__WORK INSTRUCTIONS__. What you return should be each line of the data containing the string "JSON".

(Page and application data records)
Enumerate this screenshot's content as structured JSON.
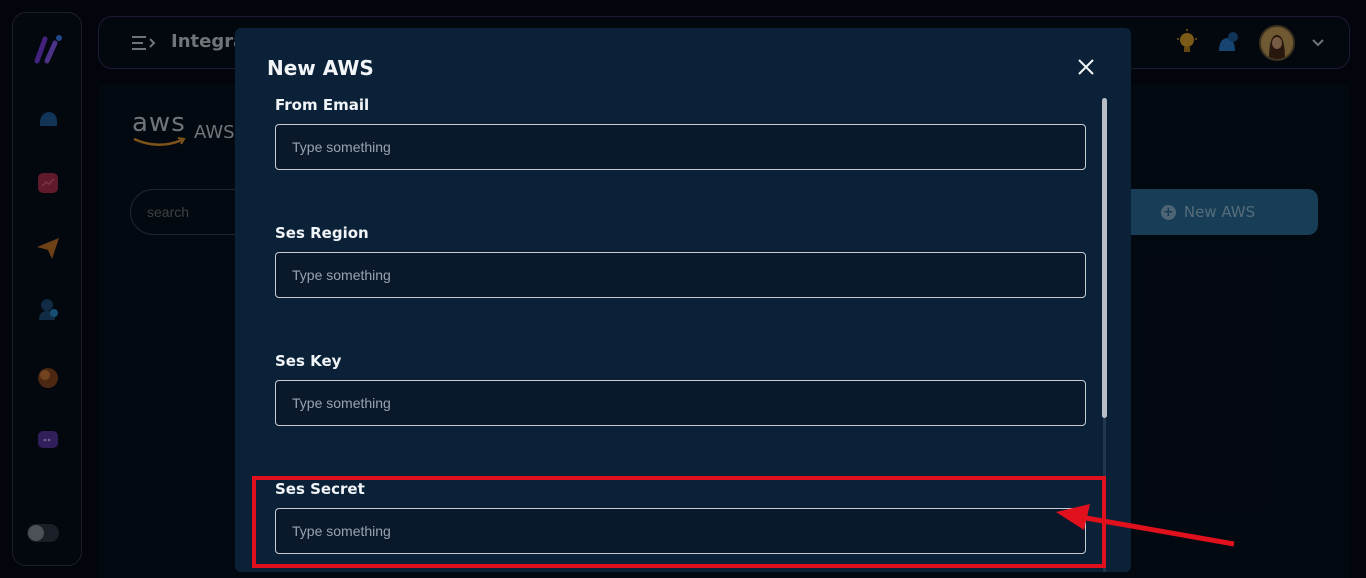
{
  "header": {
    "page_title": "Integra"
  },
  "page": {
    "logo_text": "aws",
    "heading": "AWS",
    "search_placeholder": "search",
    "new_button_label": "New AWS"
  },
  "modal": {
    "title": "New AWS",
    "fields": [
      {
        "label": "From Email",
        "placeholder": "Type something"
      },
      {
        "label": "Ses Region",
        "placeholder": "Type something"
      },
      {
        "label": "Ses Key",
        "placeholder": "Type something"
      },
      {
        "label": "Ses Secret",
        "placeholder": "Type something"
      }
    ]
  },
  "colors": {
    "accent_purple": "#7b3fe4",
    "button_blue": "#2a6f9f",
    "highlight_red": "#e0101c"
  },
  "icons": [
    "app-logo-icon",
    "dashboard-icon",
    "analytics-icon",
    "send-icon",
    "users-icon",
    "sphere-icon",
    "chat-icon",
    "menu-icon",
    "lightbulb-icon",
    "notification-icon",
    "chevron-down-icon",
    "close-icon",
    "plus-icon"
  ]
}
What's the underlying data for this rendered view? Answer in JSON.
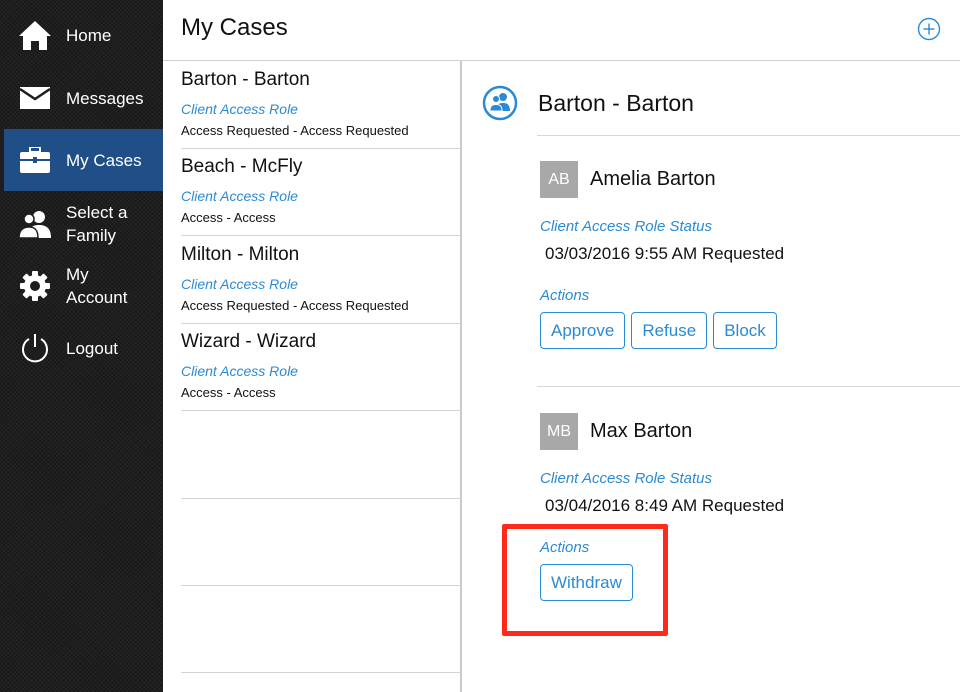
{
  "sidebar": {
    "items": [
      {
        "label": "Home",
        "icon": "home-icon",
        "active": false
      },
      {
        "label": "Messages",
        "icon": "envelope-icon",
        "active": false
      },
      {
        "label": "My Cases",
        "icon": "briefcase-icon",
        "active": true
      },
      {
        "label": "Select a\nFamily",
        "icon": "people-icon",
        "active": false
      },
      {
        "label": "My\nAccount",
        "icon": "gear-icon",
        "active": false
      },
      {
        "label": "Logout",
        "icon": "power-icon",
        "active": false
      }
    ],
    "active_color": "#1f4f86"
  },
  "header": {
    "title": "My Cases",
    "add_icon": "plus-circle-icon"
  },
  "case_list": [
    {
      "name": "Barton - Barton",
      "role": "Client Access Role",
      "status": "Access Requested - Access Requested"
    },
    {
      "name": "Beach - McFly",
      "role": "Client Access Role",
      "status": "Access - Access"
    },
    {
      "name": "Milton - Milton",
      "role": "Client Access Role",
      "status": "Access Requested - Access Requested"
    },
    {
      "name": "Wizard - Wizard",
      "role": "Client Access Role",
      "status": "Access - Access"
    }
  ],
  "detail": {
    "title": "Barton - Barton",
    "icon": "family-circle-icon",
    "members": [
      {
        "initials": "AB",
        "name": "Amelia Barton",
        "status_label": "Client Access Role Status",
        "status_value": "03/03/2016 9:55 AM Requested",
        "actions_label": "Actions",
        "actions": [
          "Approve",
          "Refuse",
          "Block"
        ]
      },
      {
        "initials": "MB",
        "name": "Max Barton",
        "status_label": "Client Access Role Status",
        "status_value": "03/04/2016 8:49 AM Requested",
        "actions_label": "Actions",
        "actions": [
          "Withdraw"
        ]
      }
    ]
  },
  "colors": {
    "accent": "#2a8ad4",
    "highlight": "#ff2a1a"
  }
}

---

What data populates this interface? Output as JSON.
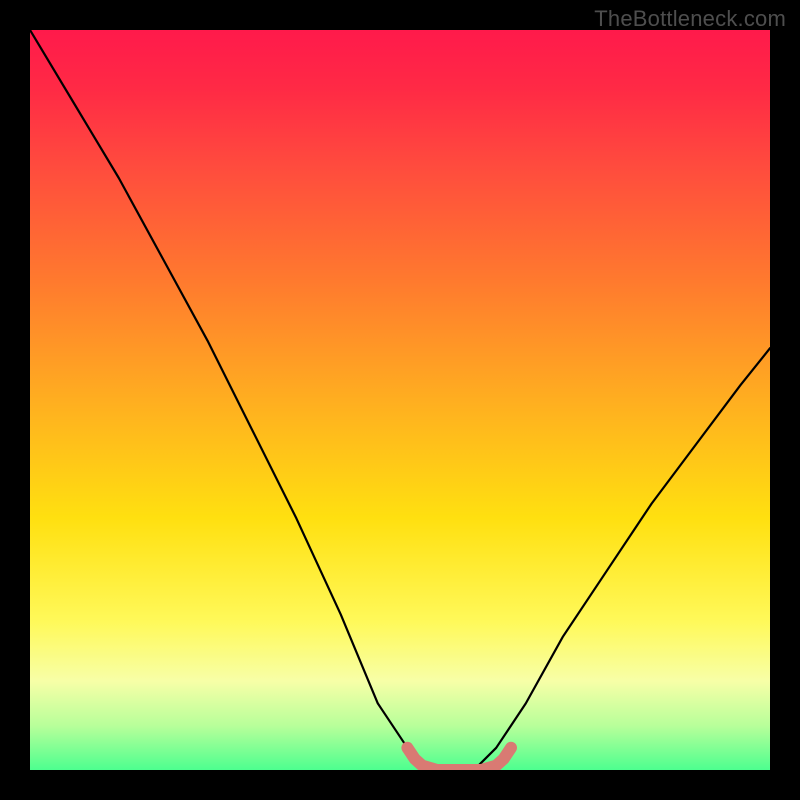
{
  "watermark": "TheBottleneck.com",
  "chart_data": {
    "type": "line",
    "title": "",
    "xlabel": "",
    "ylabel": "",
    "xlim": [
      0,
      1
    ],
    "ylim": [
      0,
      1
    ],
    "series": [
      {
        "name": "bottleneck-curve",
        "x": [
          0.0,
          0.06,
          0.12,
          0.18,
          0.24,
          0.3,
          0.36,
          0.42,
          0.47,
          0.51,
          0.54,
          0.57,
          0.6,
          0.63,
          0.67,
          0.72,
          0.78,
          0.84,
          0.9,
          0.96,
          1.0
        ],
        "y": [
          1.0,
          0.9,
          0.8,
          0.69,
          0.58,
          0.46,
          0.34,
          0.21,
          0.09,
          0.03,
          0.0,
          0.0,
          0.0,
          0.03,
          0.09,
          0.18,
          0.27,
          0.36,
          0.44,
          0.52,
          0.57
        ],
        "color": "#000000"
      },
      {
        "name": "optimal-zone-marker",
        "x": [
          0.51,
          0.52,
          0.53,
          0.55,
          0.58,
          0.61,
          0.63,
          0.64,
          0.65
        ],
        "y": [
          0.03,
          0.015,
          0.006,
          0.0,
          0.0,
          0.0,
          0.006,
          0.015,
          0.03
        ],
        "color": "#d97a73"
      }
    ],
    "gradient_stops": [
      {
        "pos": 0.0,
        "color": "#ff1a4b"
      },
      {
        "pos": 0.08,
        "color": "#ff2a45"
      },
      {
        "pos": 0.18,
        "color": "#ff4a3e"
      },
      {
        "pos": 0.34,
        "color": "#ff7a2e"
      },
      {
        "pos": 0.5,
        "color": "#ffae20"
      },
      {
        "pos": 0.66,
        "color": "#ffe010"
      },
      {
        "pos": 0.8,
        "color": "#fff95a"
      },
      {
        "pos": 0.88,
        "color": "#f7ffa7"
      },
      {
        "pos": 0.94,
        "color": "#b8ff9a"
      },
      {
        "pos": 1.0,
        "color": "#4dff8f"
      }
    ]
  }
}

__EXERCISE OUTPUT__.
Enumerate this screenshot's content as structured JSON.
What's the underlying data for this rendered view? Answer in JSON.
What data populates this interface? Output as JSON.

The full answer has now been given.